• Required action
For this exercise, repeat each entry exactly as written.

• Records to use
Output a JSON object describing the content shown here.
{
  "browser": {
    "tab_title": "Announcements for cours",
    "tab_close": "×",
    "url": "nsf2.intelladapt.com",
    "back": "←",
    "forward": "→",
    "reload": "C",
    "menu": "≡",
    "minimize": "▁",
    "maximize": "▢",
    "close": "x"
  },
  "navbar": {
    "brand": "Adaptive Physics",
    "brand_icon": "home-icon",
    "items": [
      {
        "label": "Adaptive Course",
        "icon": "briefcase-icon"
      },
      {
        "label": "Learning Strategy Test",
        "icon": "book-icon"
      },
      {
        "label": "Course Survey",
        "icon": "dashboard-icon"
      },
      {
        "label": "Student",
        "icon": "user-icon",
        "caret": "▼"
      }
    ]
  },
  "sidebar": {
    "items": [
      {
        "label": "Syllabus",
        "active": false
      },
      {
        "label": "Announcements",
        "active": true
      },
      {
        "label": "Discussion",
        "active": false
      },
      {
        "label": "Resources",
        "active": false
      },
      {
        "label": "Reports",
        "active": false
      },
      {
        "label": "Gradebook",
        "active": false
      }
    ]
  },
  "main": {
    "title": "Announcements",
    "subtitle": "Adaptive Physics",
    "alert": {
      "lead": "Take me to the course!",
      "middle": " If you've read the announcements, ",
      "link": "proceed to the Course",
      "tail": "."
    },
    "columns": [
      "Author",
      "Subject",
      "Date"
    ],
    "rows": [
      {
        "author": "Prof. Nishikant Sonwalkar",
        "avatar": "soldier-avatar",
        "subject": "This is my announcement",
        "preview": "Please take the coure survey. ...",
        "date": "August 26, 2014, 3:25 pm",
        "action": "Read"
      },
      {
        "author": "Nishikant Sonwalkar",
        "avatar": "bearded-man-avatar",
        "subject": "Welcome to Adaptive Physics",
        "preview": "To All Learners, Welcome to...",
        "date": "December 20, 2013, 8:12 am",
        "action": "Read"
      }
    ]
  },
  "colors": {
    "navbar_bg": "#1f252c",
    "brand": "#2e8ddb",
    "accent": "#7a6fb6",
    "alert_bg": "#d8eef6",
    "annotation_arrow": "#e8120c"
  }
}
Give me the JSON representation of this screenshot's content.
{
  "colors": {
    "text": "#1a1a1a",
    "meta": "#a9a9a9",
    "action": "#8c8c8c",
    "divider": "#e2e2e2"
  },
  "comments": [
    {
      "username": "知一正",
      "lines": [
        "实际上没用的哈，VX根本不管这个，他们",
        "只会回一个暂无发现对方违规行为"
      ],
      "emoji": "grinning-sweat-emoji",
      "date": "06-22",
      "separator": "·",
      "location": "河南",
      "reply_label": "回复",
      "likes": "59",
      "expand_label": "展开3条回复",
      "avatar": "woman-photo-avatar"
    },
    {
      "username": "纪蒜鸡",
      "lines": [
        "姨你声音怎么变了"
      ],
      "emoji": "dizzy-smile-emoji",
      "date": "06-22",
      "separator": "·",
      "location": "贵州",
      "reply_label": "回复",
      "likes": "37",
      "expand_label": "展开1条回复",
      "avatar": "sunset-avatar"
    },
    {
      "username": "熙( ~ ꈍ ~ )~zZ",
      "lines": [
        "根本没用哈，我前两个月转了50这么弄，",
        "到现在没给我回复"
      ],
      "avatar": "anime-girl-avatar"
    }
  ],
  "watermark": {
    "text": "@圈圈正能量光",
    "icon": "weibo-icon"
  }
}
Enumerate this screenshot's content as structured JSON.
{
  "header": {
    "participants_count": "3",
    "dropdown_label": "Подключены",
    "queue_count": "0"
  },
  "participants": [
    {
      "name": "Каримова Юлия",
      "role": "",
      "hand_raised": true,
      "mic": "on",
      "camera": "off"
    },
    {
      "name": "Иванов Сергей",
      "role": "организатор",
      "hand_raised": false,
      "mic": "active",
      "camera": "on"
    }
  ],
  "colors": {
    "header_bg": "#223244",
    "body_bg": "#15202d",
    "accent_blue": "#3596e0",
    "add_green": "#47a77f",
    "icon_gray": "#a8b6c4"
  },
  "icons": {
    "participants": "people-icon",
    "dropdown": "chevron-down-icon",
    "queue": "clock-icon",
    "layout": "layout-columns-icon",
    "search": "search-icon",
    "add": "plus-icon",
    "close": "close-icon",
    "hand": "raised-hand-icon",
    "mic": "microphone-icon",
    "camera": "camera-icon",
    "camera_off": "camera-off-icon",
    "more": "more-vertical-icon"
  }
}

• Result below
Output a JSON object describing the content shown here.
{
  "browser": {
    "tab_title": "Announcements for cours",
    "tab_close": "×",
    "url": "nsf2.intelladapt.com",
    "back": "←",
    "forward": "→",
    "reload": "C",
    "menu": "≡",
    "minimize": "▁",
    "maximize": "▢",
    "close": "x"
  },
  "navbar": {
    "brand": "Adaptive Physics",
    "brand_icon": "home-icon",
    "items": [
      {
        "label": "Adaptive Course",
        "icon": "briefcase-icon"
      },
      {
        "label": "Learning Strategy Test",
        "icon": "book-icon"
      },
      {
        "label": "Course Survey",
        "icon": "dashboard-icon"
      },
      {
        "label": "Student",
        "icon": "user-icon",
        "caret": "▼"
      }
    ]
  },
  "sidebar": {
    "items": [
      {
        "label": "Syllabus",
        "active": false
      },
      {
        "label": "Announcements",
        "active": true
      },
      {
        "label": "Discussion",
        "active": false
      },
      {
        "label": "Resources",
        "active": false
      },
      {
        "label": "Reports",
        "active": false
      },
      {
        "label": "Gradebook",
        "active": false
      }
    ]
  },
  "main": {
    "title": "Announcements",
    "subtitle": "Adaptive Physics",
    "alert": {
      "lead": "Take me to the course!",
      "middle": " If you've read the announcements, ",
      "link": "proceed to the Course",
      "tail": "."
    },
    "columns": [
      "Author",
      "Subject",
      "Date"
    ],
    "rows": [
      {
        "author": "Prof. Nishikant Sonwalkar",
        "avatar": "soldier-avatar",
        "subject": "This is my announcement",
        "preview": "Please take the coure survey. ...",
        "date": "August 26, 2014, 3:25 pm",
        "action": "Read"
      },
      {
        "author": "Nishikant Sonwalkar",
        "avatar": "bearded-man-avatar",
        "subject": "Welcome to Adaptive Physics",
        "preview": "To All Learners, Welcome to...",
        "date": "December 20, 2013, 8:12 am",
        "action": "Read"
      }
    ]
  },
  "colors": {
    "navbar_bg": "#1f252c",
    "brand": "#2e8ddb",
    "accent": "#7a6fb6",
    "alert_bg": "#d8eef6",
    "annotation_arrow": "#e8120c"
  }
}
Give me the JSON representation of this screenshot's content.
{
  "colors": {
    "text": "#1a1a1a",
    "meta": "#a9a9a9",
    "action": "#8c8c8c",
    "divider": "#e2e2e2"
  },
  "comments": [
    {
      "username": "知一正",
      "lines": [
        "实际上没用的哈，VX根本不管这个，他们",
        "只会回一个暂无发现对方违规行为"
      ],
      "emoji": "grinning-sweat-emoji",
      "date": "06-22",
      "separator": "·",
      "location": "河南",
      "reply_label": "回复",
      "likes": "59",
      "expand_label": "展开3条回复",
      "avatar": "woman-photo-avatar"
    },
    {
      "username": "纪蒜鸡",
      "lines": [
        "姨你声音怎么变了"
      ],
      "emoji": "dizzy-smile-emoji",
      "date": "06-22",
      "separator": "·",
      "location": "贵州",
      "reply_label": "回复",
      "likes": "37",
      "expand_label": "展开1条回复",
      "avatar": "sunset-avatar"
    },
    {
      "username": "熙( ~ ꈍ ~ )~zZ",
      "lines": [
        "根本没用哈，我前两个月转了50这么弄，",
        "到现在没给我回复"
      ],
      "avatar": "anime-girl-avatar"
    }
  ],
  "watermark": {
    "text": "@圈圈正能量光",
    "icon": "weibo-icon"
  }
}
Enumerate this screenshot's content as structured JSON.
{
  "header": {
    "participants_count": "3",
    "dropdown_label": "Подключены",
    "queue_count": "0"
  },
  "participants": [
    {
      "name": "Каримова Юлия",
      "role": "",
      "hand_raised": true,
      "mic": "on",
      "camera": "off"
    },
    {
      "name": "Иванов Сергей",
      "role": "организатор",
      "hand_raised": false,
      "mic": "active",
      "camera": "on"
    }
  ],
  "colors": {
    "header_bg": "#223244",
    "body_bg": "#15202d",
    "accent_blue": "#3596e0",
    "add_green": "#47a77f",
    "icon_gray": "#a8b6c4"
  },
  "icons": {
    "participants": "people-icon",
    "dropdown": "chevron-down-icon",
    "queue": "clock-icon",
    "layout": "layout-columns-icon",
    "search": "search-icon",
    "add": "plus-icon",
    "close": "close-icon",
    "hand": "raised-hand-icon",
    "mic": "microphone-icon",
    "camera": "camera-icon",
    "camera_off": "camera-off-icon",
    "more": "more-vertical-icon"
  }
}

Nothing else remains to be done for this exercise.